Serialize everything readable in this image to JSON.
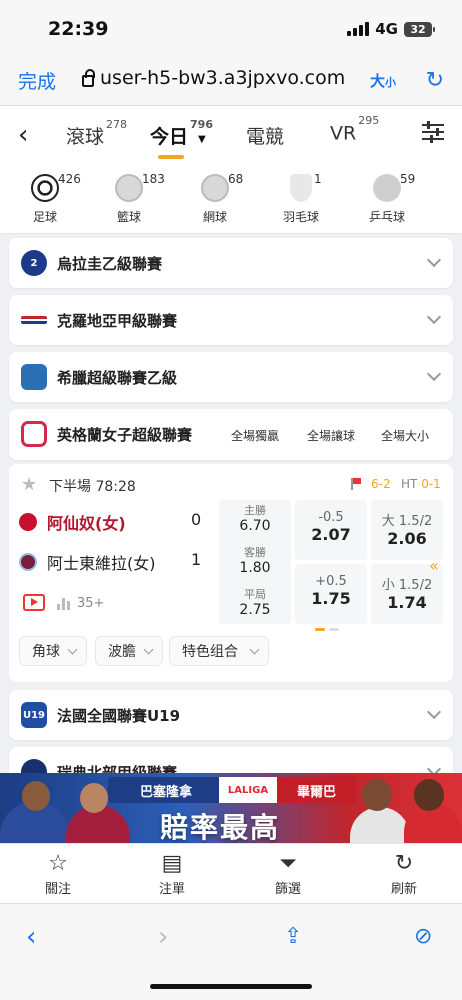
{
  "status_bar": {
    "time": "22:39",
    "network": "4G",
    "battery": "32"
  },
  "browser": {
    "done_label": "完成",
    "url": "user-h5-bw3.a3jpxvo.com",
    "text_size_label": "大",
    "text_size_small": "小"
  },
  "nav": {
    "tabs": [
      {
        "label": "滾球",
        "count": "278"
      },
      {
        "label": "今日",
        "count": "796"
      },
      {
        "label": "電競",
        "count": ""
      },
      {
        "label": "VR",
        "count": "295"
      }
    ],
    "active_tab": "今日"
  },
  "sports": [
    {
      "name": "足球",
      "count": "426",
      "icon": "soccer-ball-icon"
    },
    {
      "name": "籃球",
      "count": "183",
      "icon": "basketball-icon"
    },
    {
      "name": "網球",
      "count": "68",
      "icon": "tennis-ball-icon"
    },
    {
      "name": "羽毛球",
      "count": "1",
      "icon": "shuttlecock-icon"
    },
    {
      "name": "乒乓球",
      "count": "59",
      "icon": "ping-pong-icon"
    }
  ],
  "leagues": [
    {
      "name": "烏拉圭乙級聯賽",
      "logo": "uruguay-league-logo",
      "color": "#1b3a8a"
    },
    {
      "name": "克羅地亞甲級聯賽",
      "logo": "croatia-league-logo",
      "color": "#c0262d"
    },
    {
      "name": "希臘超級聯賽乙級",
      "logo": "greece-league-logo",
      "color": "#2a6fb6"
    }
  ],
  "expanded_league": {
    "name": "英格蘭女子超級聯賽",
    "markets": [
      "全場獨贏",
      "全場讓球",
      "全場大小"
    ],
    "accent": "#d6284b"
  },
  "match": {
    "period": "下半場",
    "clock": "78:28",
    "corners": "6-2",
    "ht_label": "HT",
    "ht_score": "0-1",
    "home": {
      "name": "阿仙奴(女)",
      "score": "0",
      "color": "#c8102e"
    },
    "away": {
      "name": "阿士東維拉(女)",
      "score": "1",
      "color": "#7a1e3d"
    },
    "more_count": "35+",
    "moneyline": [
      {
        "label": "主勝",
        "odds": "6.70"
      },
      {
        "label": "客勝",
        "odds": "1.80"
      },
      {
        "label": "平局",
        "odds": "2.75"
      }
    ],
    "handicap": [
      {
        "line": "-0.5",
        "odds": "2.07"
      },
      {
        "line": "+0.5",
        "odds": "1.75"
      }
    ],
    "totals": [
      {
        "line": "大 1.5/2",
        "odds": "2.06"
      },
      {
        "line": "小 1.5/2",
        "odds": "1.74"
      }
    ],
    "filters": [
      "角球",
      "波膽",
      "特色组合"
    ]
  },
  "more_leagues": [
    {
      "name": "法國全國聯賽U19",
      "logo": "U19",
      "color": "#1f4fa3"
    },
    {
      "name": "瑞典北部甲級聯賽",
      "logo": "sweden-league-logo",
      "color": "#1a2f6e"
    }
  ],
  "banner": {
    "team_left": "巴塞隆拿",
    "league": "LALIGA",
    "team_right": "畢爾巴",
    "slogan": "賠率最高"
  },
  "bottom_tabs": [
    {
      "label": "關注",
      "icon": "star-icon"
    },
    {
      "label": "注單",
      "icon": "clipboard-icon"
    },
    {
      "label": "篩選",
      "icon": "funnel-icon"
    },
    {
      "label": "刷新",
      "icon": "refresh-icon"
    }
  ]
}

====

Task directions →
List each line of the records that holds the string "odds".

Task solution →
        "odds": "6.70"
        "odds": "1.80"
        "odds": "2.75"
        "odds": "2.07"
        "odds": "1.75"
        "odds": "2.06"
        "odds": "1.74"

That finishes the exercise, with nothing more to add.